After watching his videos closely and taking some notes, I believe that I’m pretty close to being able to take a basic circuit–like the Fender 5F1 Champ–and make a few modifications to tweak the circuit to my taste.
So thank you Uncle Doug, for being so generous with your knowledge and taking the time to share it in a way that we can all understand!
But what the heck does supposedly archaic technology from early last century have anything to do with digital marketing?
It’s Not All Ones and Zeroes
The first reminder is that anything worthwhile, like marketing results or guitar tone, isn’t just the result of passing a number of logical steps.
The wiring in the human brain doesn’t run on Boolean logic. There are no truth tables in our heads that we use for decision-making. We can be fooled into making very different decisions simply based on the context in which the information is presented. We might even miss the information completely or we might not take any action at all.
Many times, the result of asking a person why they did or didn’t make a decision based on the marketing messages is “I don’t know.” Yes, they knew the benefits, feature set, price compared to competition and so forth. But the output of the human circuit sometimes doesn’t make sense.
Just like guitar tone!
Why does a particular amp yield one result, but another of the exact same model can yield a totally different sound and–important to a guitarist–feel? It’s because the interaction between the components has a big impact. Components can start out with different values or drift over time. The voltage can vary, creating further variance. The humidity in the air can change how the speaker cone reacts to the signal from the output transformer. And on and on.
In other words, your carefully-planned digital marketing campaign looks a like a hand-wired amp!
Complexity Adds Noise
Now think of what happens when you take that simple little circuit and start adding more. How about a feedback loop? That’s certainly useful in guitar amps and in marketing campaigns.
How about changing the tone of the campaign? A “tone stack” can be placed in a number of different places in both a guitar amp and a marketing campaign that will allow you to shape the messages that come out the other side. Adding more controls to fine-tune your campaign or your amp’s tone can be a great idea to help you deliver exactly the results you want.
But what happens as you add more complexity to your amp’s circuit? First, you’re likely to build in some hum and buzz (noise) into the output. Second, it’s very hard to predict how or even if that noise will manifest itself. Sometimes you just have to try to build the amp or campaign and see where extraneous noise gets introduced and then trouble-shoot it.
What’s important is to build your circuit or campaign piece-by-piece, understanding what each piece does.
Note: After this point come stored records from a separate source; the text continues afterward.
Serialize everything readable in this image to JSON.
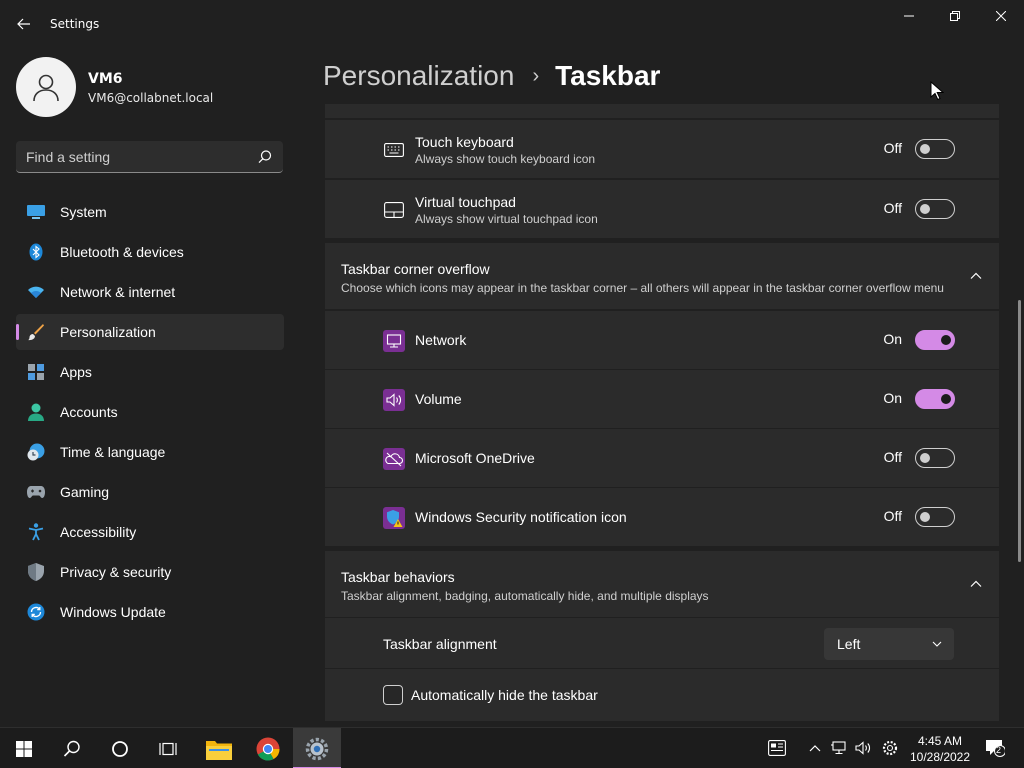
{
  "window": {
    "title": "Settings"
  },
  "profile": {
    "name": "VM6",
    "email": "VM6@collabnet.local"
  },
  "search": {
    "placeholder": "Find a setting"
  },
  "nav": {
    "items": [
      {
        "label": "System",
        "icon": "system-icon",
        "active": false
      },
      {
        "label": "Bluetooth & devices",
        "icon": "bluetooth-icon",
        "active": false
      },
      {
        "label": "Network & internet",
        "icon": "wifi-icon",
        "active": false
      },
      {
        "label": "Personalization",
        "icon": "brush-icon",
        "active": true
      },
      {
        "label": "Apps",
        "icon": "apps-icon",
        "active": false
      },
      {
        "label": "Accounts",
        "icon": "person-icon",
        "active": false
      },
      {
        "label": "Time & language",
        "icon": "clock-globe-icon",
        "active": false
      },
      {
        "label": "Gaming",
        "icon": "gamepad-icon",
        "active": false
      },
      {
        "label": "Accessibility",
        "icon": "accessibility-icon",
        "active": false
      },
      {
        "label": "Privacy & security",
        "icon": "shield-icon",
        "active": false
      },
      {
        "label": "Windows Update",
        "icon": "update-icon",
        "active": false
      }
    ]
  },
  "header": {
    "parent": "Personalization",
    "separator": "›",
    "current": "Taskbar"
  },
  "pen_row": {
    "touch_keyboard": {
      "title": "Touch keyboard",
      "subtitle": "Always show touch keyboard icon",
      "state": "Off"
    },
    "virtual_touchpad": {
      "title": "Virtual touchpad",
      "subtitle": "Always show virtual touchpad icon",
      "state": "Off"
    }
  },
  "corner_overflow": {
    "title": "Taskbar corner overflow",
    "subtitle": "Choose which icons may appear in the taskbar corner – all others will appear in the taskbar corner overflow menu",
    "items": {
      "network": {
        "title": "Network",
        "state": "On"
      },
      "volume": {
        "title": "Volume",
        "state": "On"
      },
      "onedrive": {
        "title": "Microsoft OneDrive",
        "state": "Off"
      },
      "security": {
        "title": "Windows Security notification icon",
        "state": "Off"
      }
    }
  },
  "behaviors": {
    "title": "Taskbar behaviors",
    "subtitle": "Taskbar alignment, badging, automatically hide, and multiple displays",
    "alignment_label": "Taskbar alignment",
    "alignment_value": "Left",
    "autohide_label": "Automatically hide the taskbar",
    "autohide_checked": false
  },
  "taskbar": {
    "time": "4:45 AM",
    "date": "10/28/2022",
    "notification_count": "2"
  },
  "colors": {
    "accent": "#d48ae6",
    "background": "#202020",
    "card": "#2b2b2b"
  }
}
That way, when the unexpected noise shows up to drown out your beautiful signal, you’ll have a troubleshooting roadmap ready.
Plug It In: The Only Way to Know
You can use all the tools at your disposal to design the marketing machine for your organization. But the only way to know if your machine works as designed is to use it. Like building an amp, one can only spend so much time at the drafting table as you build your marketing systems and campaigns.
You might not get it right from the first chord. But if you understand your circuit and haven’t made it unnecessarily complex, you’ll get your tone and your marketing results.
Takeaway: Marketing like guitar amp design, isn’t Boolean. Weird stuff can and will happen, regardless of what you input. Understand your circuit as you design it and you’ll be able to fine-tune it to get the results you want.
Amps 101 From Uncle Doug
If you’re interested in building amps, or are even just interested in seeing what I’m blathering about, I recommend you watch Uncle Doug’s excellent videos. Here’s a suggested viewing order for the basics of tube amplification:
Thanks again, Uncle Doug!